When given a choice, this pool always prefers adding a new thread rather than queueing if there are currently fewer than the current getMinimumPoolSize threads running, but otherwise always prefers queuing a request rather than adding a new thread. Thus, if you use an unbounded buffer, you will never have more than getMinimumPoolSize threads running.
If you are sure that this cannot happen, then you can instead supply a queue of some sort (for example, a BoundedBuffer or LinkedQueue) in the constructor. This will cause new commands to be queued in cases where all MaximumPoolSize threads are busy.
Michael Remijan wrote:...
This behavior is odd and I can't quite figure out why it works this way.
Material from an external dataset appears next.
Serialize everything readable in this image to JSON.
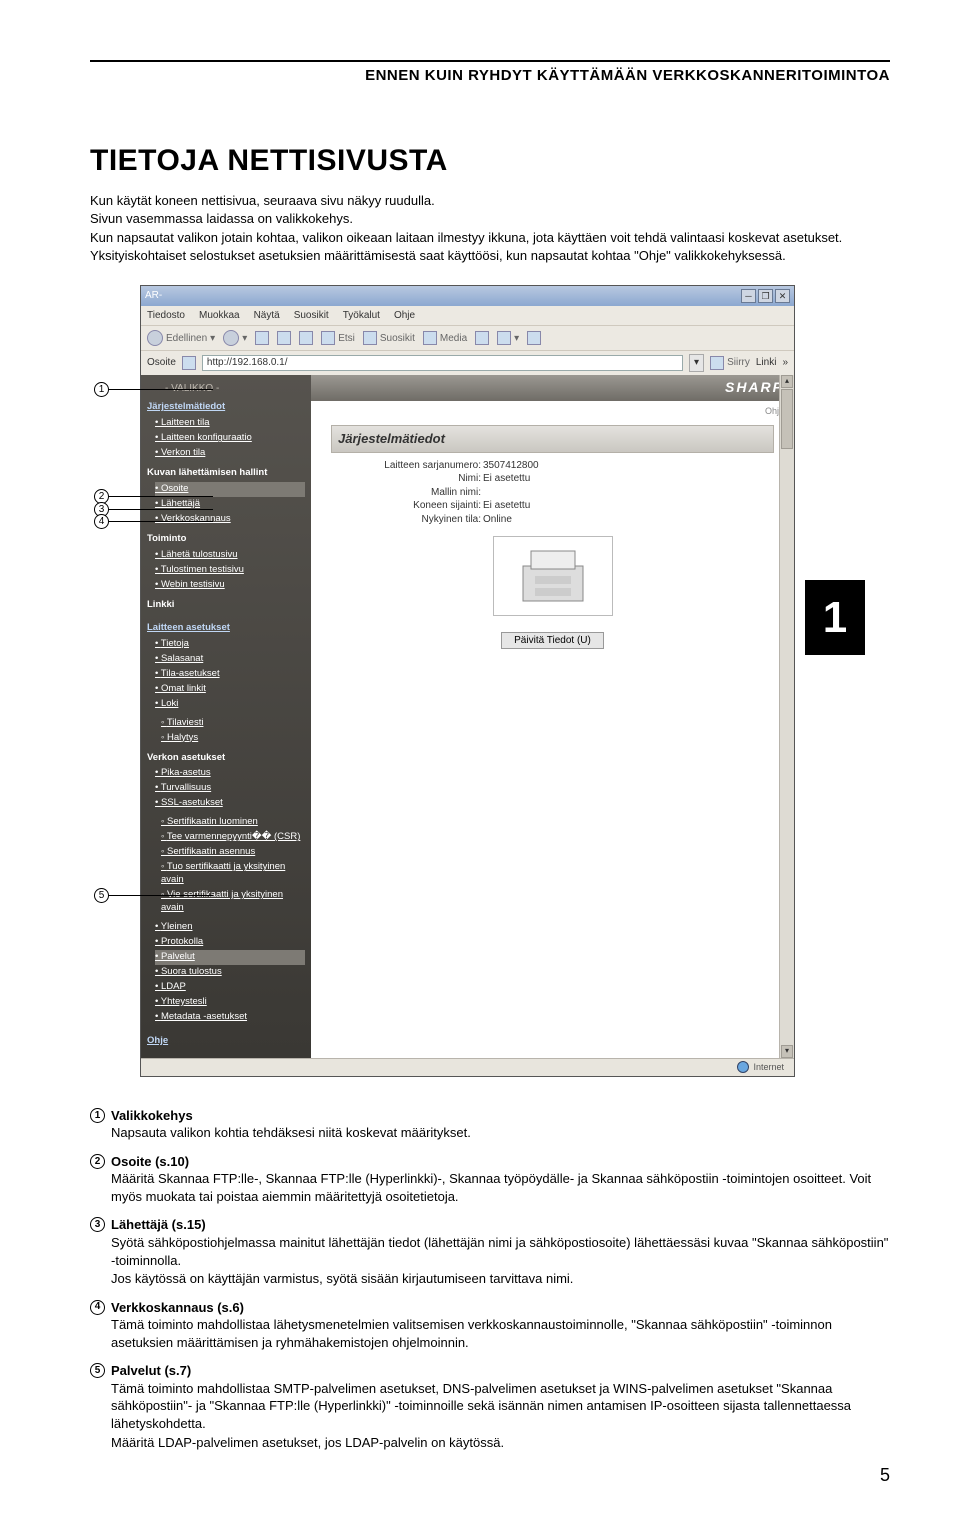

When I think of a thread pool, I think about a minimum number of threads sitting there waiting to process commands. A command goes in and it goes to a thread, if there are no threads available, start adding new threads until a maximum is reached. If the maximum is reached and commands are still coming in, then start queuing the requests. If the max of the queue is then reached, then some sort of rejection policy is consulted on what to do next. I'd like a pool which does this.